To be honest, this is purely experimental. We found a porter recipe online that looked good to us and brewed it with the intention of adding blackberries. We have no idea how this one is going to turn out so what we'll do is ferment the batch of porter in a large carboy then split it into two 2.5 gallon fermenters and add blackberries to one of them during secondary.
We filmed the entire process, which is below. Here's the brewing process. More videos and the recipe are further down.
Beginning water volume: 7.74 gallons. We didn't adjust chemistry.
- Pale Malt
- Maris Otter
- Crystal 60
- Crystal 120
- Chocolate Malt
- Carafa II
- Melanoiden Malt
We mashed at 152F and opted to skip the recommended 168F mash out due to time constraints. Gravity targets are in benchmark section below.
- Columbus hops at the boil (60 minutes)
- Whirlfloc at 15 minutes,
- and Willamette at 15 minutes as well.
We added an English Ale yeast (White Labs WLP002) and fermented in the high 60's during primary.
- Pre-boil gravity 1.054
- Post boil volume 6.04 gallons
- Post-boil gravity 1.063
- Final volume (after fermentation) 5.50 gallons
Before brewing, we actually picked some blackberries. Why blackberries? They were in season and we had a line on a whole bunch of them. Our buddy Jack took us to a remote section of his farm and we picked away. Here's the video:
After primary fermentation finished, we added 2.5 pounds of blackberries to half of our batch of robust porter (we kegged the other half with no modifications). The reason we split the batch was because it's best to add a pound of berries per gallon to allow the flavor of the fruit to come through in the final product and we only had 2.5 pounds of berries! This worked out well because half of our batch was 2.5 gallons.

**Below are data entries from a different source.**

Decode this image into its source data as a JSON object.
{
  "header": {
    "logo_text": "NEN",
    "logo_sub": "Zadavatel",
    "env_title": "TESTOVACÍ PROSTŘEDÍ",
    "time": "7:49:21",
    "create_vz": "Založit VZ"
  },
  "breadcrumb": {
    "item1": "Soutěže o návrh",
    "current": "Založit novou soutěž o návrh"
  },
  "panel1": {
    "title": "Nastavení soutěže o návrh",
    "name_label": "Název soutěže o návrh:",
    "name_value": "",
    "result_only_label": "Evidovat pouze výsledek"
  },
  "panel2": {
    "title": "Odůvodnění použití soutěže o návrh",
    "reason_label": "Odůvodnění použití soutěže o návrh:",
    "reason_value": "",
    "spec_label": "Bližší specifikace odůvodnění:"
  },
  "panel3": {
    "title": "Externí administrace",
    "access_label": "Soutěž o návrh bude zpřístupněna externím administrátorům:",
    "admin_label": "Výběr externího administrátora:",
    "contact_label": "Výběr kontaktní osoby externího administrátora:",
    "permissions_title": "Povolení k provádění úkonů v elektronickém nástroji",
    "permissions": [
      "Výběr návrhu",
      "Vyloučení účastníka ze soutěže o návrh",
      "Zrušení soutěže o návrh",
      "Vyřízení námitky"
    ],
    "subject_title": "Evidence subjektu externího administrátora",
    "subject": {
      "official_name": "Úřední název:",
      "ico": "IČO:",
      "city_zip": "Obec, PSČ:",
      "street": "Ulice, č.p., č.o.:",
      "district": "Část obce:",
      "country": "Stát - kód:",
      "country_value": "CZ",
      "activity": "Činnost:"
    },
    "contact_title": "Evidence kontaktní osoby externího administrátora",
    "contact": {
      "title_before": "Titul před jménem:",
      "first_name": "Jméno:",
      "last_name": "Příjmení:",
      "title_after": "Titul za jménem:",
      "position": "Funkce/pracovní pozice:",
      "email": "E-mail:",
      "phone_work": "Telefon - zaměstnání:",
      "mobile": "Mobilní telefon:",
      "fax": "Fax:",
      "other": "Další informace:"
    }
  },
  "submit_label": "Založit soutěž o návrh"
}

The procedure for adding the berries is as follows.
- Freeze the berries to kill (most of) the wild yeast / bacteria that undoubtedly is living on the fruit.
- Put the fruit in a blender (that has been sanitized with starsan) and add some sterile (boiled) water.
- Blend the berries to make a puree.
- Rack the beer to a secondary fermenter and add the berries.
Here's a video of us completing all of these steps:
After infusing the secondary fermenter with the berries we left it sit for another week at about 70 degrees to let things mellow out. This probably reactivated the yeast, as there was likely some fermentable sugar in the berries. After secondary fermentation was complete we did a 24 hour cold crash and then racked the beer to a keg. Pro tip, use a cheese cloth to filter out any pulp and seeds from the berry juice while racking into the keg. In fact, here's the entire kegging video: